• Exercise description: Every line containing "replies" should be identified and copied from the data below.

• Exercise inputs:
+++
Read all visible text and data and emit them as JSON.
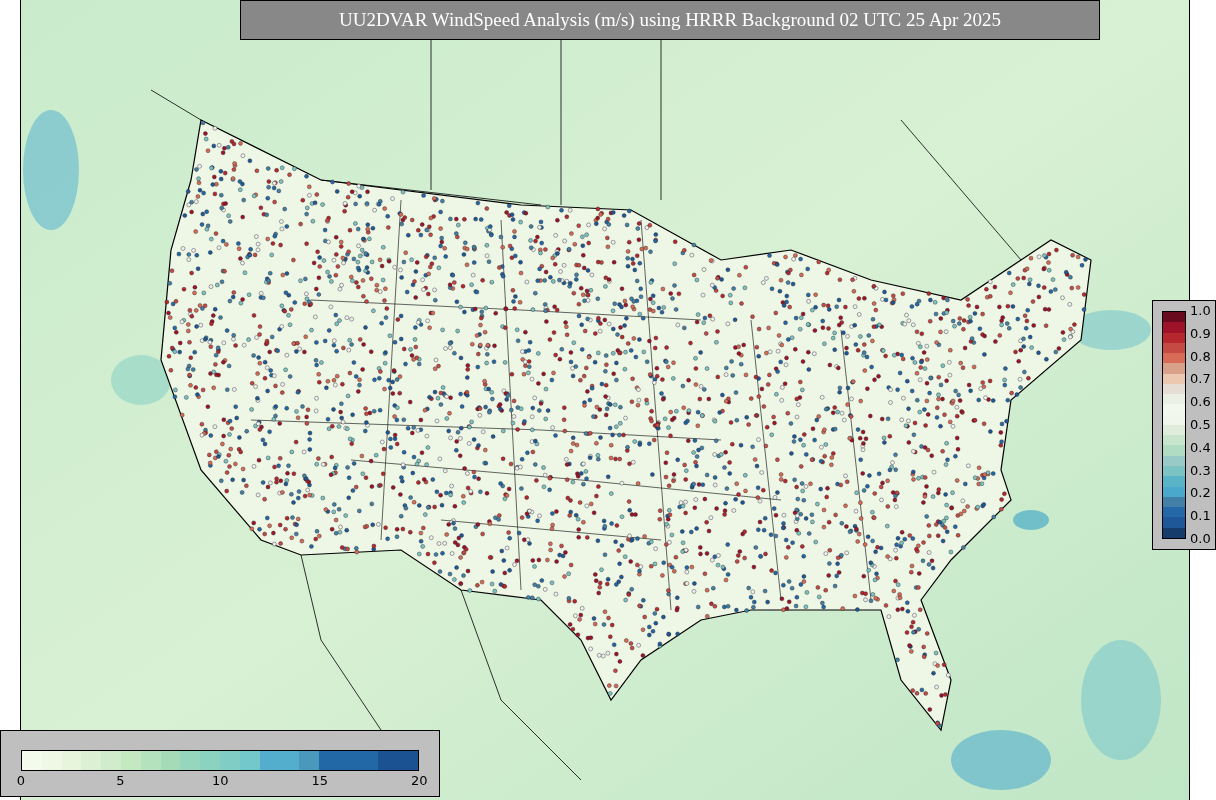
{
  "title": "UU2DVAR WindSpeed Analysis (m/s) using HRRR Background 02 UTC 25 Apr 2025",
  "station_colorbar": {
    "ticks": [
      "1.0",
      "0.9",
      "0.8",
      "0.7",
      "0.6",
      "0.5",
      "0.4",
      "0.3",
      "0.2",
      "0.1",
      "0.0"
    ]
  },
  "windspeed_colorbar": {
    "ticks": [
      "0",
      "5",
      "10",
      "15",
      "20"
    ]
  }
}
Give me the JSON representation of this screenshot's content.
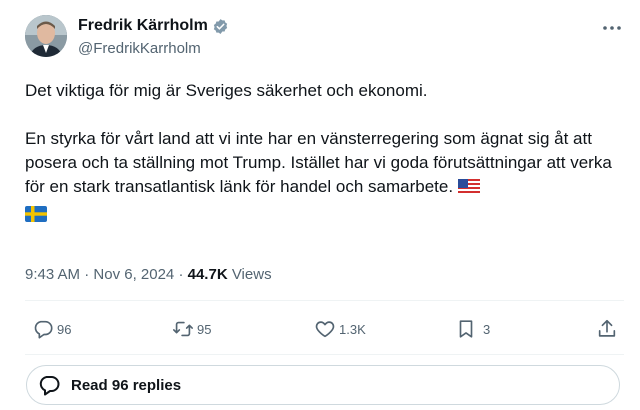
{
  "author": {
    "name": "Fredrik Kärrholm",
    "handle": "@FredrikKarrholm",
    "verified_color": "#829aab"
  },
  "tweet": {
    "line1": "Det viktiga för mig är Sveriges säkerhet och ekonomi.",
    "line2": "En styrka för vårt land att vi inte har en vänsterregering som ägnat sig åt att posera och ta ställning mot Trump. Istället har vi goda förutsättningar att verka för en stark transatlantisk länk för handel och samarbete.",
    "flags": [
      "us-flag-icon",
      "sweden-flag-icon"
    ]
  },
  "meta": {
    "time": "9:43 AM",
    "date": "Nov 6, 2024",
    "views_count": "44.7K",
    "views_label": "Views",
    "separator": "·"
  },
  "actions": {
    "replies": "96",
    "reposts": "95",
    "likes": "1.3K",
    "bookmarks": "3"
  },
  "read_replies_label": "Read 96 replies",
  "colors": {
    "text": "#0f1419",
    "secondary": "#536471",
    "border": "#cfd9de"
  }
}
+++
• Reply to the exercise:
    "replies": "96",
  "read_replies_label": "Read 96 replies",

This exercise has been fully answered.